Everyday acceptance of chronic pain necessitates that we reflect our attention away from pain to the non-pain facets of life. We go to work, go to school, take care of children, and have social lives. But what happens when we miss our deadlines or maybe an exam? Maybe we have to rely more on our partner to pick up the children from daycare or we have to call out from work. Perhaps, we have to learn how to take on fewer responsibilities in a world that constantly throws obligations at us. Do you ever feel like a failure? I do. I can admit it. I often have to say: “my body made me do it.” I have carried the weight of my career to the brink. At that border, I am sometimes halted by the pain my body is experiencing. It is there where I am left explaining to the non-sufferers why I couldn’t accomplish all that I desired. It is there I feel like a failure. We live and experience everything through our bodies. At the same time, in the moments that I feel like a failure, the blame falls on that fateful accident that left my body transformed. As a chronic pain sufferer, I am fluent in two languages: a world that is very different from the everyday world and the world in which I must conduct my life. In order to survive in two worlds, I must translate the first language of pain constantly to those who have never suffered. It feels like an excuse and who among us wishes to always feel like we are making excuses. In this sense, perhaps we have the unspoken desire to wish that for one minute, or hour, or day others could enter our body and truly understand the affliction of living with pain.

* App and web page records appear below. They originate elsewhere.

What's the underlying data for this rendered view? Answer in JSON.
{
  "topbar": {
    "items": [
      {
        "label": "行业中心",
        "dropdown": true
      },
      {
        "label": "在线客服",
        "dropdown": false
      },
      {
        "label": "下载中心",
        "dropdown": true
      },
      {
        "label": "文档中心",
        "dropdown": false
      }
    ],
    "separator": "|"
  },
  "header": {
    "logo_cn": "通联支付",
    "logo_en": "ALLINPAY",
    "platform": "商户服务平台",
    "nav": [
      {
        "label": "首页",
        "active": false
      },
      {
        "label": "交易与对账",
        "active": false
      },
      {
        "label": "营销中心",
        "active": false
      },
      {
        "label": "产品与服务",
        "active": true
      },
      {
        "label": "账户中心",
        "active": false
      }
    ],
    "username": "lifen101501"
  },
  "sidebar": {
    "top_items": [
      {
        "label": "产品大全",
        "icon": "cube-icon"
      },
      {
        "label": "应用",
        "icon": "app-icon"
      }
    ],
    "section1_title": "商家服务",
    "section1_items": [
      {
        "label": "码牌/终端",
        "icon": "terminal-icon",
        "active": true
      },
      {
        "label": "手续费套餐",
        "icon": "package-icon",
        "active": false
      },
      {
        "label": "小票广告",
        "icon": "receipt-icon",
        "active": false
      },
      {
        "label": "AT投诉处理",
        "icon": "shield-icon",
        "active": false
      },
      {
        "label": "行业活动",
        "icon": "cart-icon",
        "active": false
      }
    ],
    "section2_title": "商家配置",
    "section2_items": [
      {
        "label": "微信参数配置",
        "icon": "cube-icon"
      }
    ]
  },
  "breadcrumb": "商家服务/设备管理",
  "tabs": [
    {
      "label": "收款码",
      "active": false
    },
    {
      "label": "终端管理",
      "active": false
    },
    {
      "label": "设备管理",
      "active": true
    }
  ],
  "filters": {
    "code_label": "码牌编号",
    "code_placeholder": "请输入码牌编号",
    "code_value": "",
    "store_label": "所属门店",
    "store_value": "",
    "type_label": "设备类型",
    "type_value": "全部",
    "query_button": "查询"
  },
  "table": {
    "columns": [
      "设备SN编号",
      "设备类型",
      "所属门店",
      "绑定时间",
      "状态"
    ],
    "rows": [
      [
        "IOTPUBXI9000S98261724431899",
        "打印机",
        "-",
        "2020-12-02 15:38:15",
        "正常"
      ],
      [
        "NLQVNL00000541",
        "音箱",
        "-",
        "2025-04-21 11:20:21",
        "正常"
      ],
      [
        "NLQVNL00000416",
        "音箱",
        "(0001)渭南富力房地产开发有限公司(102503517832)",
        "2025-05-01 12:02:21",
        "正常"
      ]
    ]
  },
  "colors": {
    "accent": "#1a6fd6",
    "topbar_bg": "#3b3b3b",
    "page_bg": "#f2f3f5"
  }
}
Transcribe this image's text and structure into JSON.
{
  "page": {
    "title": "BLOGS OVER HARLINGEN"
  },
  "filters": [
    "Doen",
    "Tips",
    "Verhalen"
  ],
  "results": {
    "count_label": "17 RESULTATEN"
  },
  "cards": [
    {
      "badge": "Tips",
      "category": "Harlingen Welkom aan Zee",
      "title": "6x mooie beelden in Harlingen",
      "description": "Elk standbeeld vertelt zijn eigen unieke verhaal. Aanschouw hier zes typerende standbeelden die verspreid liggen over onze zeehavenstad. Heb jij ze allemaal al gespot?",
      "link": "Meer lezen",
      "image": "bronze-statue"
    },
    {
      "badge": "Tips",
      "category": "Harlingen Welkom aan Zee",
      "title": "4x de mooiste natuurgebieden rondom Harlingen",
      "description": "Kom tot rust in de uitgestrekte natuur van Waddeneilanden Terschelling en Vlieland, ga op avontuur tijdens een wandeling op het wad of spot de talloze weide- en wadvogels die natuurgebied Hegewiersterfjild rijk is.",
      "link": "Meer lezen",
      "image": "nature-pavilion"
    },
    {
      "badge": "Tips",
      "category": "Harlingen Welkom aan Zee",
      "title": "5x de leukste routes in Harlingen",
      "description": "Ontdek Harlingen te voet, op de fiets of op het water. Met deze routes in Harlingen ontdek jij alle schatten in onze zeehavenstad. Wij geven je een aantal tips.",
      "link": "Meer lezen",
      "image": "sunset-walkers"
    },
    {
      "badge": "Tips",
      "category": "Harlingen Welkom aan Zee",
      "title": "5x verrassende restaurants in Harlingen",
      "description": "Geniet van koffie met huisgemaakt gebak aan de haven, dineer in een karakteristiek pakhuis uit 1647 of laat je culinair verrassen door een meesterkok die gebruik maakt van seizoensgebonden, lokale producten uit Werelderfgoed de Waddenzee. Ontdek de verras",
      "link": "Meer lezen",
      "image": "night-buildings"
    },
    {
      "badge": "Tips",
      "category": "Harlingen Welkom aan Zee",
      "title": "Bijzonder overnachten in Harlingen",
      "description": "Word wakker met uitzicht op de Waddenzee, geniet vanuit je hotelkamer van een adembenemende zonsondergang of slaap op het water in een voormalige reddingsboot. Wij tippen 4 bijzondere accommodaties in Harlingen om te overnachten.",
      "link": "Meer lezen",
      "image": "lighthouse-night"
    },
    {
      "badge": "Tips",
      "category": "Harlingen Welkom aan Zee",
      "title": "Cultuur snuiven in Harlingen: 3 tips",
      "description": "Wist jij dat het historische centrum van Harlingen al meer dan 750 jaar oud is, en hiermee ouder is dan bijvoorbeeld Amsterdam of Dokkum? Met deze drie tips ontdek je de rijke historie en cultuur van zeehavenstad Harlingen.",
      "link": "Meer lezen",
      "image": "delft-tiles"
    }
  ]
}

I have pain and I live in a cycle of wanting to do my best in all areas of my life and then my life is stopped by this disease for days, weeks, and sometimes months. It is in this cycle, that something eternal like chronic illness and pain gets misunderstood. After all, the cousin to failure is the “it’s all in our heads” or “if we can’t do it, it means we didn’t try hard enough” philosophy. Through this blog, personal involvement in pain support groups, and through interactions and interviews with chronic pain patients in my work, the one thing that is evident when it comes to the “it’s all in my head” attitude towards invisible disease is that patients would love if it was simply all in their head. At least, in that sense, it is merely a character flaw and something that we can overcome. Chronic pain and illness would then cease to exist if it was all in our heads. Instead, as a chronic pain sufferer, I am a reluctant tenant in this country. I hold a passport that allows me to travel to a world I created and want but I don’t entirely dwell there.
When I feel like a failure, what am I saying about my body? I accept chronic pain and I have directed my attention away from pain. However, despite all the attempts to forage on, I do not have complete control over pain. Is that a flaw or a failure? Perhaps, acceptance and coping with pain means understanding that controlling pain is impossible. This is an extremely difficult part of acceptance because to acknowledge that pain is out of our control; and, therefore can halt our lives at any moment, is frightening. It is much easier to believe that we have somehow failed rather than admitting that we live with something that is totally out of our control. After all, responsibility, a fulfilling career, and a family is our currency in life, that is where we are viewed as productive members of society, and that is where we should feel the most in control. I guess this is a fact of life that we all face. However, to be chronically ill means we face the unknown and the inability to control our circumstances to a greater degree. It is conceivable that the loss of control and the inability to command our body to do what we desire or need it to do is masked in feelings of failure. As I negotiate the complexities of living in chronic pain and attempting to exert control over my body, I am slowly beginning to recognize that the feeling of being completely responsible for my body is counterproductive. It isn’t my fault. I didn’t ask for this and I am doing my best.